Mishra, who has played 36 ODIs in 13 years since his doubt, has thoroughly earned his spot in the side.

Learning curve for India's new finishers

A factor in the sub-300 scores was the pitches in the series that were on the slower side. With the ball stopping, and the New Zealand spinners, particularly Mitchell Santner, deliberately dropping pace, run-scoring was hard for the batsmen in the second innings. For India’s young batsmen and allrounders, brought up on a diet of the IPL and more batting-friendly pitches that would allow you to hit through the line with more regularity, this series exposed some gaps.
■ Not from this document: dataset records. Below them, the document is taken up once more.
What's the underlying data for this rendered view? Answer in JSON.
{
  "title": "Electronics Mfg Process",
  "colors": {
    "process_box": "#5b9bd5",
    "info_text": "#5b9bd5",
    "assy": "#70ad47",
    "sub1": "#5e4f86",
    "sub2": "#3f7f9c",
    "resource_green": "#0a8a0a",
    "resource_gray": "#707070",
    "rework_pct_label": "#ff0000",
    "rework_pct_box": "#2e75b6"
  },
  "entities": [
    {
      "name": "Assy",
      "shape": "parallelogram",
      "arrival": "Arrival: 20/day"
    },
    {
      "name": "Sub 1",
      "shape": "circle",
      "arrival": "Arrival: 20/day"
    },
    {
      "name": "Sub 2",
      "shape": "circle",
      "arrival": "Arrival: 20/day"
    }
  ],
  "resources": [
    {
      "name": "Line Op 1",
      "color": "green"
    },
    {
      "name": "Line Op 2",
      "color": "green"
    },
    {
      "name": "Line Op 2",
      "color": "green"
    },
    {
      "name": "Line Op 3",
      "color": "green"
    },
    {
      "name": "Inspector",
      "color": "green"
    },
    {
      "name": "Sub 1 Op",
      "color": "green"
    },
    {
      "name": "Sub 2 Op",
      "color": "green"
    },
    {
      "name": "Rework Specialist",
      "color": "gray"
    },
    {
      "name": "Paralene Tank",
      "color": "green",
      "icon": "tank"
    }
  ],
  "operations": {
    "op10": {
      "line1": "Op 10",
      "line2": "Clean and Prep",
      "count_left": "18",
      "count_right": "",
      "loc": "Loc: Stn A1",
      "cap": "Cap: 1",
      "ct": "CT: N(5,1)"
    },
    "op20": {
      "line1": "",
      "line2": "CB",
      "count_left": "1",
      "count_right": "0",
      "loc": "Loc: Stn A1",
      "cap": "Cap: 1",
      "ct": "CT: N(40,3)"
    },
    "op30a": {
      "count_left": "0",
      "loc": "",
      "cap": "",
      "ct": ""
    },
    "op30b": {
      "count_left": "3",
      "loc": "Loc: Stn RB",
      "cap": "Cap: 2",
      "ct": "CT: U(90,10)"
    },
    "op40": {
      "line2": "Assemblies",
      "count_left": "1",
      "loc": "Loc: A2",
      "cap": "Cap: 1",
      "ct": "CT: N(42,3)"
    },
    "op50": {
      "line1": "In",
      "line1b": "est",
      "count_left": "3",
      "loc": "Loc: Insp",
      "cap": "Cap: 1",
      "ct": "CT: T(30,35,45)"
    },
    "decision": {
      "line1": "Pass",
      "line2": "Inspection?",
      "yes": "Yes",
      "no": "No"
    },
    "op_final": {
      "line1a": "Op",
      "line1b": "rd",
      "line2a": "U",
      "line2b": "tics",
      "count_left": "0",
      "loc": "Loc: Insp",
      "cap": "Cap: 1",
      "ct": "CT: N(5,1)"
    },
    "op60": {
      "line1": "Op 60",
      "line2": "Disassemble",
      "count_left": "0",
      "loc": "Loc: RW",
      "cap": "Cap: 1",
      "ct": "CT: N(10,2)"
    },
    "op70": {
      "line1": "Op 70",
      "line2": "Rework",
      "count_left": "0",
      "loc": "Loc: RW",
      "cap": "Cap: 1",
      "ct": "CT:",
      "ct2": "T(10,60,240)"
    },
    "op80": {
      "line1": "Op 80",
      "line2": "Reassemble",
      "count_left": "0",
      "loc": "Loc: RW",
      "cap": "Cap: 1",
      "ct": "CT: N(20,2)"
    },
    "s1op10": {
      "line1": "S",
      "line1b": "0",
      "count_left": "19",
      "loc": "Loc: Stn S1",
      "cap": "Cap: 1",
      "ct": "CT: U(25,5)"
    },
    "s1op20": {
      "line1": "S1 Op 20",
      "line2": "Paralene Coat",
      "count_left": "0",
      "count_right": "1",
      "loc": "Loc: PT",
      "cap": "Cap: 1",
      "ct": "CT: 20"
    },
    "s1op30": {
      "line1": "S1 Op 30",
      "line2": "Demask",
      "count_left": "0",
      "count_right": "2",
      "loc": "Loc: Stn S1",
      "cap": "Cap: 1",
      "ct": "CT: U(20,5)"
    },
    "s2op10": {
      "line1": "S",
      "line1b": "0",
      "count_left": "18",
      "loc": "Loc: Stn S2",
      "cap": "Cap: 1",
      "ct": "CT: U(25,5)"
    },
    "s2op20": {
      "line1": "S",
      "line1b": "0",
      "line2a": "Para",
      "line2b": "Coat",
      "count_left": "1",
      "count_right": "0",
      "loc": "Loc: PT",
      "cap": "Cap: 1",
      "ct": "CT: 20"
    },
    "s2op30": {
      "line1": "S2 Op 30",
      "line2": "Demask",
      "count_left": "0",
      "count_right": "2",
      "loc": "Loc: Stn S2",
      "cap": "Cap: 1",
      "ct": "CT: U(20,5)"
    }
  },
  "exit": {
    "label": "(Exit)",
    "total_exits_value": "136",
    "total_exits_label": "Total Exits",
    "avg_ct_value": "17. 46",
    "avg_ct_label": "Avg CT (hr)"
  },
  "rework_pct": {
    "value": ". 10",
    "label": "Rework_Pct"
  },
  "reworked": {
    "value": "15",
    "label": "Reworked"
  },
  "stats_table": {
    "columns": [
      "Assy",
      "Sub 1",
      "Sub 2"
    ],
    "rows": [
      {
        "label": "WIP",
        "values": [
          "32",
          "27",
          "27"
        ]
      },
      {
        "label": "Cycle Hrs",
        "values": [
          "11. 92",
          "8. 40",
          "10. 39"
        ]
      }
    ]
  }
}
If the boundaries are hard to find, the next best option is singles and twos to keep busy. In Ranchi in particular, the urgency to clear the infield led to India losing wickets in the middle overs and eventually the match. 

Dhoni called for patience with the young, inexperienced lower order. For his sake and the team's, we can only hope they would have learnt something after this experience.

The Ajinkya Rahane Problem 

With KL Rahul and Shikhar Dhawan out injured for the whole series, India went in with Rohit Sharma and Ajinkya Rahane as the openers. The combination didn’t quite rock the charts and the one with much to lose could be Rahane who ended the series with 143 runs at 28.50. Yes, he fared marginally better than Rohit (123 at 24.60) but this was Rahane's chance to impress, given Rohit has earned his place at the top with his hunger for daddy ODI hundreds or even the double. 

It almost seems inevitable that Rahane would have to make way once Rahul and Dhawan return. The question is, where else do you slot him? If Dhoni makes the No.4 his own, then it leaves little or no room for Rahane, who has hardly batted below 4. One of India's best batsmen, Rahane continues to struggle in the limited overs format.

Farewell, New Zealand. It was a lot of fun!

Source: b'BCCI'

Beating India in India is an improbable task for many teams and New Zealand will go back knowing they fell short of expectations, despite showing fight. After losing all three Tests and the opening ODI, something had to give. For the sake of the tour, it was heartening to see them even the score in Delhi and later in Ranchi, making it anyone’s series in the finale at Vizag. Even in the Tests, there were pockets of resistance and a close examination of the scorecards will show that they did stretch India in parts. Moreover, there were no complaints about the pitches, conditions or the travel. The Nagpur minefield from last year was an exception, and any visiting team would have been unhappy. But like good tourists, New Zealand took what was given and conducted themselves in the right spirit.

Farewell, Black Caps. It was fun hosting you.